• [What the task requires]: Every line in the entries where "icon" is found should be copied.

------ Given data ------

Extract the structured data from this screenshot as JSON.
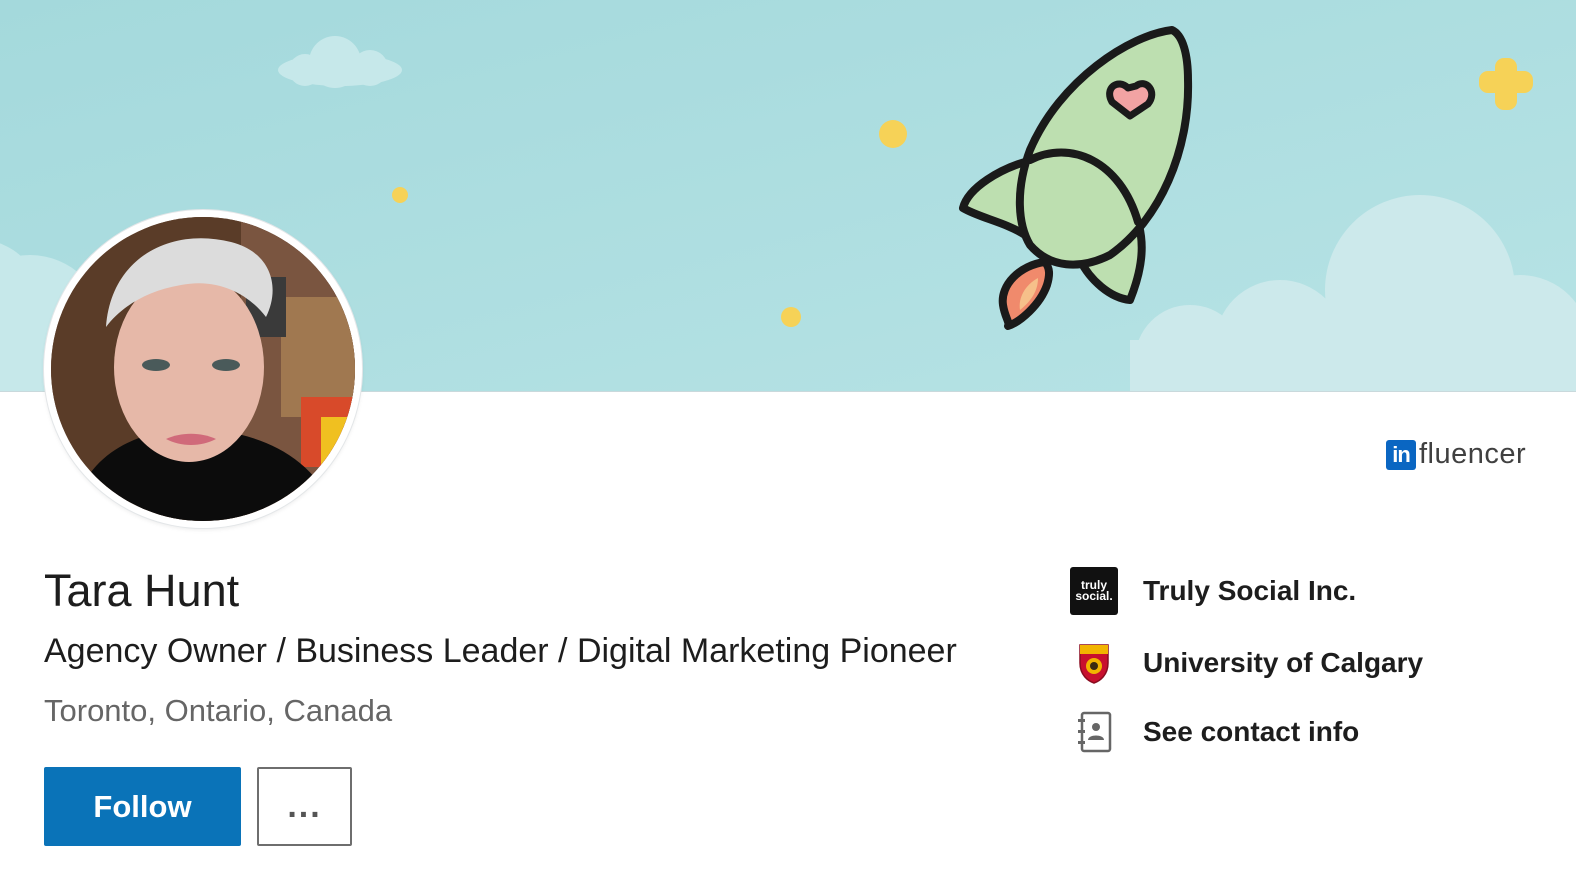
{
  "profile": {
    "name": "Tara Hunt",
    "headline": "Agency Owner / Business Leader / Digital Marketing Pioneer",
    "location": "Toronto, Ontario, Canada"
  },
  "badge": {
    "in_text": "in",
    "word": "fluencer"
  },
  "actions": {
    "follow_label": "Follow",
    "more_label": "..."
  },
  "sidebar": {
    "items": [
      {
        "label": "Truly Social Inc.",
        "icon": "truly-social-logo",
        "logo_text_1": "truly",
        "logo_text_2": "social."
      },
      {
        "label": "University of Calgary",
        "icon": "university-crest-logo"
      },
      {
        "label": "See contact info",
        "icon": "contact-card-icon"
      }
    ]
  },
  "colors": {
    "banner": "#a9dcdf",
    "follow_button": "#0a73b8",
    "rocket_body": "#bddfb0",
    "star_yellow": "#f6d257"
  }
}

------

• [Answer area]:
        "icon": "truly-social-logo",
        "icon": "university-crest-logo"
        "icon": "contact-card-icon"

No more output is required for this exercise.